[DATASET CONTENT — start]
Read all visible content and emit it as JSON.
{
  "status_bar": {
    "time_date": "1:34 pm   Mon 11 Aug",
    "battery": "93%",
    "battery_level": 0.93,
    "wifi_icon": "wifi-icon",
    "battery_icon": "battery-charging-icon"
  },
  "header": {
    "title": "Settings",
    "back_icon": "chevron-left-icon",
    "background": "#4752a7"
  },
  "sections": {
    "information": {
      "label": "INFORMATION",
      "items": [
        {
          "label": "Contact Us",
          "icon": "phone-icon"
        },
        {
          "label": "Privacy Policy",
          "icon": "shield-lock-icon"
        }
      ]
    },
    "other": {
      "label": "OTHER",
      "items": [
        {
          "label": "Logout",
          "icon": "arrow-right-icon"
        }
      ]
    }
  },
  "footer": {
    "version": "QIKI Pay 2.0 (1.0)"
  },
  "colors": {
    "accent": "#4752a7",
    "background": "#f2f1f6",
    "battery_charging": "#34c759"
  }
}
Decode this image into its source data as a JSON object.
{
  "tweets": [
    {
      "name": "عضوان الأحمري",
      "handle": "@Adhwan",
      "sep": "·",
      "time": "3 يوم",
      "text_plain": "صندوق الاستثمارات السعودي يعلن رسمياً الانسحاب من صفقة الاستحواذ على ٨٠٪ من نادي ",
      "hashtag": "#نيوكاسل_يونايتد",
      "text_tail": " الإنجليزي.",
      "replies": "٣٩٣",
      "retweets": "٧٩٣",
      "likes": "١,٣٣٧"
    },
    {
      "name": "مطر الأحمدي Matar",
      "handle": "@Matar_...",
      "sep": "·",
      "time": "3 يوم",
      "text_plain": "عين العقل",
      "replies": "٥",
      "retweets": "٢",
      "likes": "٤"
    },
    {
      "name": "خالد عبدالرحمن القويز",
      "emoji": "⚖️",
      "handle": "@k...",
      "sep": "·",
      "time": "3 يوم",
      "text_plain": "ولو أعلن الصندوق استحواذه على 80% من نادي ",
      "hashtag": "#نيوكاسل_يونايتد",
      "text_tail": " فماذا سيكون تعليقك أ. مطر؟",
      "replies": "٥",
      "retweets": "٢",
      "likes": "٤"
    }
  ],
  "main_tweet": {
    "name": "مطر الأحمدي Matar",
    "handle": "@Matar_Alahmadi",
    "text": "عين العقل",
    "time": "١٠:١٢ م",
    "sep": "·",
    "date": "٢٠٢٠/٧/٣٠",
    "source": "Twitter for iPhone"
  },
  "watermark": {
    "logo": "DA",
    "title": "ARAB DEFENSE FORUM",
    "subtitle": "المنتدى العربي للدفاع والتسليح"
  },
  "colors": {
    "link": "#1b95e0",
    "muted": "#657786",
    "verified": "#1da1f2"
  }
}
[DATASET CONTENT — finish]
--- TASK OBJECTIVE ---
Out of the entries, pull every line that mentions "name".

--- YOUR SOLUTION ---
      "name": "عضوان الأحمري",
      "name": "مطر الأحمدي Matar",
      "name": "خالد عبدالرحمن القويز",
    "name": "مطر الأحمدي Matar",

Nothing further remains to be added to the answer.